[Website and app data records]
##########
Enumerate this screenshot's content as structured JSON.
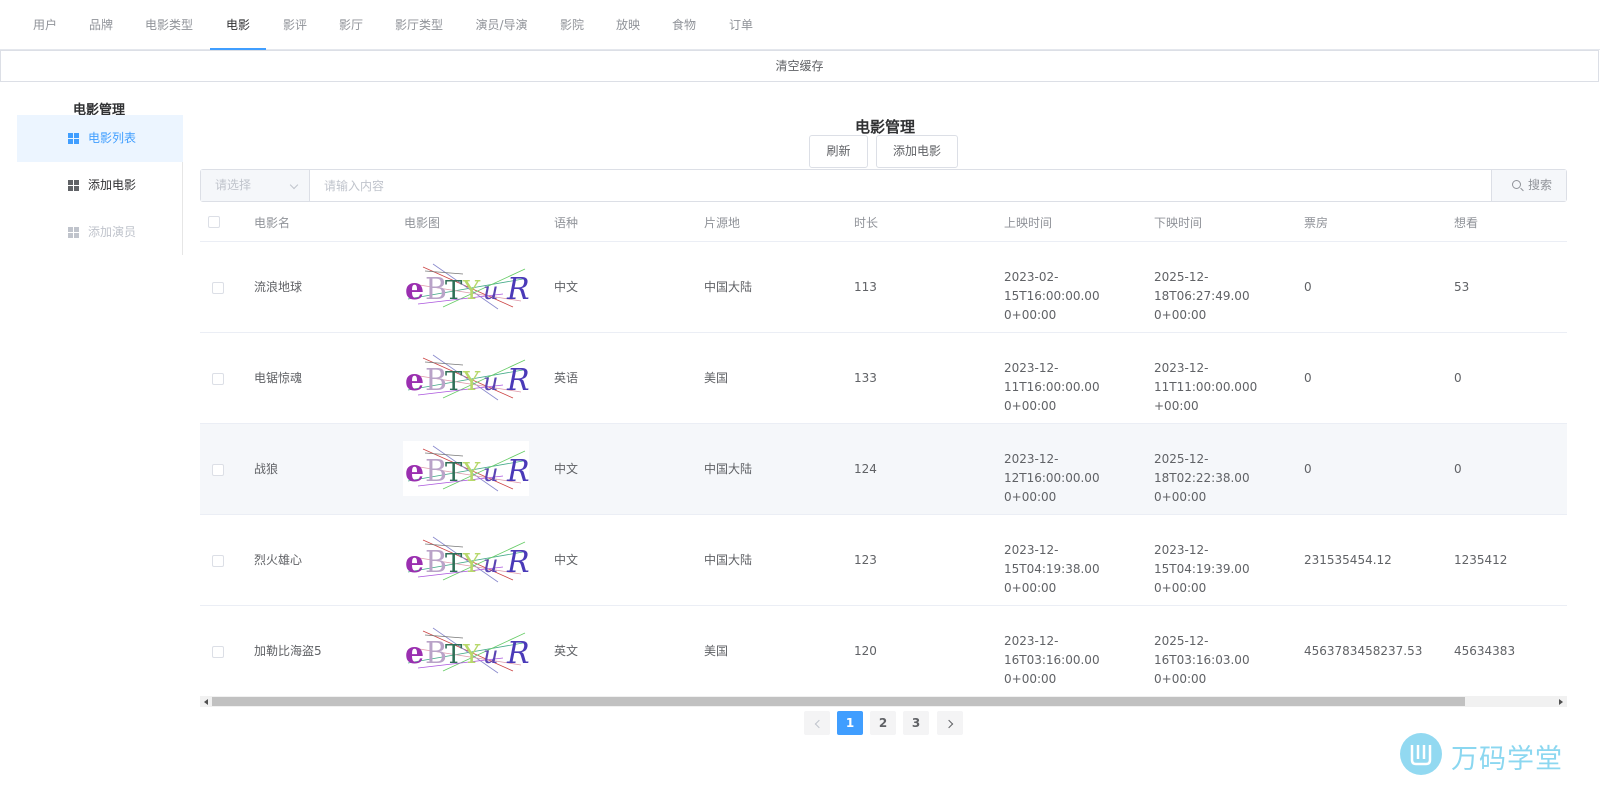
{
  "nav": {
    "tabs": [
      "用户",
      "品牌",
      "电影类型",
      "电影",
      "影评",
      "影厅",
      "影厅类型",
      "演员/导演",
      "影院",
      "放映",
      "食物",
      "订单"
    ],
    "active_index": 3
  },
  "cache_button": "清空缓存",
  "sidebar": {
    "title": "电影管理",
    "items": [
      {
        "label": "电影列表",
        "state": "active"
      },
      {
        "label": "添加电影",
        "state": "normal"
      },
      {
        "label": "添加演员",
        "state": "disabled"
      }
    ]
  },
  "main": {
    "title": "电影管理",
    "refresh_label": "刷新",
    "add_label": "添加电影"
  },
  "search": {
    "select_placeholder": "请选择",
    "input_placeholder": "请输入内容",
    "button_label": "搜索"
  },
  "table": {
    "columns": [
      "电影名",
      "电影图",
      "语种",
      "片源地",
      "时长",
      "上映时间",
      "下映时间",
      "票房",
      "想看"
    ],
    "rows": [
      {
        "name": "流浪地球",
        "language": "中文",
        "origin": "中国大陆",
        "duration": "113",
        "release_1": "2023-02-15T16:00:00.00",
        "release_2": "0+00:00",
        "off_1": "2025-12-18T06:27:49.00",
        "off_2": "0+00:00",
        "box_office": "0",
        "want": "53"
      },
      {
        "name": "电锯惊魂",
        "language": "英语",
        "origin": "美国",
        "duration": "133",
        "release_1": "2023-12-11T16:00:00.00",
        "release_2": "0+00:00",
        "off_1": "2023-12-11T11:00:00.000",
        "off_2": "+00:00",
        "box_office": "0",
        "want": "0"
      },
      {
        "name": "战狼",
        "language": "中文",
        "origin": "中国大陆",
        "duration": "124",
        "release_1": "2023-12-12T16:00:00.00",
        "release_2": "0+00:00",
        "off_1": "2025-12-18T02:22:38.00",
        "off_2": "0+00:00",
        "box_office": "0",
        "want": "0"
      },
      {
        "name": "烈火雄心",
        "language": "中文",
        "origin": "中国大陆",
        "duration": "123",
        "release_1": "2023-12-15T04:19:38.00",
        "release_2": "0+00:00",
        "off_1": "2023-12-15T04:19:39.00",
        "off_2": "0+00:00",
        "box_office": "231535454.12",
        "want": "1235412"
      },
      {
        "name": "加勒比海盗5",
        "language": "英文",
        "origin": "美国",
        "duration": "120",
        "release_1": "2023-12-16T03:16:00.00",
        "release_2": "0+00:00",
        "off_1": "2025-12-16T03:16:03.00",
        "off_2": "0+00:00",
        "box_office": "4563783458237.53",
        "want": "45634383"
      }
    ],
    "hover_row": 2
  },
  "captcha": {
    "chars": [
      "e",
      "B",
      "T",
      "Y",
      "u",
      "R"
    ],
    "colors": [
      "#9a2fb0",
      "#b9a3c8",
      "#2f6f57",
      "#b7d86a",
      "#5a44b3",
      "#4a3ab8"
    ]
  },
  "pagination": {
    "pages": [
      "1",
      "2",
      "3"
    ],
    "current": "1"
  },
  "watermark": "万码学堂",
  "colors": {
    "accent": "#409eff",
    "hover_row": "#f5f7fa",
    "active_sidebar_bg": "#ecf5ff"
  }
}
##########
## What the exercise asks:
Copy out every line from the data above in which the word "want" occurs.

## Problem solution:
        "want": "53"
        "want": "0"
        "want": "0"
        "want": "1235412"
        "want": "45634383"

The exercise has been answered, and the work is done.